Accessible only by ferry from Honeymoon Island State Recreation Area, Caladesi Island State Park—one of the sole untouched islands on Florida’s Gulf Coast—offers pure white beaches, beautiful sunsets, and scenic kayaking adventures through mangrove forests.
At what is arguably the state’s best beach for families, kids and parents alike love Clearwater Beach’s white sand and shallow, clear warm water. In the evenings, the scene transforms into a sunset celebration complete with musicians and artists.
Fort De Soto Beach
Another winner of “America’s Best Beach”, the 1,136-acre park is spread over five islands on the Gulf of Mexico and features 7 miles of beach, two fishing piers, and a 4-mile hiking/skating trail. The beaches are super packed on weekends but splendidly quiet on weekdays.

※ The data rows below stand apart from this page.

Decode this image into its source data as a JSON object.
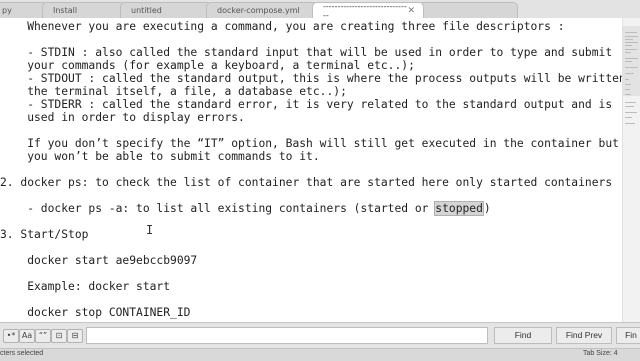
{
  "tabs": [
    {
      "label": "py",
      "active": false
    },
    {
      "label": "Install",
      "active": false
    },
    {
      "label": "untitled",
      "active": false
    },
    {
      "label": "docker-compose.yml",
      "active": false
    },
    {
      "label": "-------------------------------",
      "active": true
    },
    {
      "label": "",
      "active": false
    }
  ],
  "editor": {
    "lines": [
      "    Whenever you are executing a command, you are creating three file descriptors :",
      "",
      "    - STDIN : also called the standard input that will be used in order to type and submit",
      "    your commands (for example a keyboard, a terminal etc..);",
      "    - STDOUT : called the standard output, this is where the process outputs will be written (",
      "    the terminal itself, a file, a database etc..);",
      "    - STDERR : called the standard error, it is very related to the standard output and is",
      "    used in order to display errors.",
      "",
      "    If you don’t specify the “IT” option, Bash will still get executed in the container but",
      "    you won’t be able to submit commands to it.",
      "",
      "2. docker ps: to check the list of container that are started here only started containers",
      "",
      "    - docker ps -a: to list all existing containers (started or ",
      "",
      "3. Start/Stop",
      "",
      "    docker start ae9ebccb9097",
      "",
      "    Example: docker start",
      "",
      "    docker stop CONTAINER_ID"
    ],
    "selected_word": "stopped",
    "after_selection": ")"
  },
  "findbar": {
    "options": [
      "•*",
      "Aa",
      "“”",
      "⊡",
      "⊟"
    ],
    "search_value": "",
    "find_label": "Find",
    "find_prev_label": "Find Prev",
    "find_all_label": "Fin"
  },
  "status": {
    "left": "cters selected",
    "right": "Tab Size: 4"
  }
}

Hugging the Gulf of Mexico along the western tip of Florida, Pensacola Beach is about as beautiful as it gets with its crystal-clear water, powdery white sand, and secluded shores. Snorkel or kayak through the Gulf Islands National Seashore—the longest protected stretch in the country—or explore some of the local history on the tip of Santa Rosa Island at Fort Pickens, originally built to protect Pensacola Harbor.
Grayton Beach State Park, South Walton
With its twisted scrub oaks and magnolias, the 400-acre Grayton Beach State Park has more of a southern feel than the rest of the state. The area is part of South Walton, an under-the-radar collection of 16 beach communities in the Panhandle. Spend the day strolling the impressive sand dunes and swimming in what’s been ranked one of the U.S.’s most beautiful beaches thanks to the picture-perfect shade of emerald-green water.
Fernandina Beach, Amelia Island
The “Isle of Eight Flags,” located near Jacksonville on Amelia Island, is the only spot in the U.S. that has flown flags of eight nations since it was founded in the 1500s. Take a stroll back in time through Fernandina Beach’s 50-block Historic District, dotted with Victorian-era homes-turned-bed and breakfasts, before heading to the picturesque beaches sitting just a mile from the city center.
St. George Island
You won’t find chain stores or high-rise hotels on the 28-mile barrier island sitting off North Florida’s Gulf Coast. This is why the island’s practically untouched shores, covered in sandy coves and sweeping dunes, make for great shelling and wildlife spotting—and offer up prime views of the pristine water from cozy seaside cottages.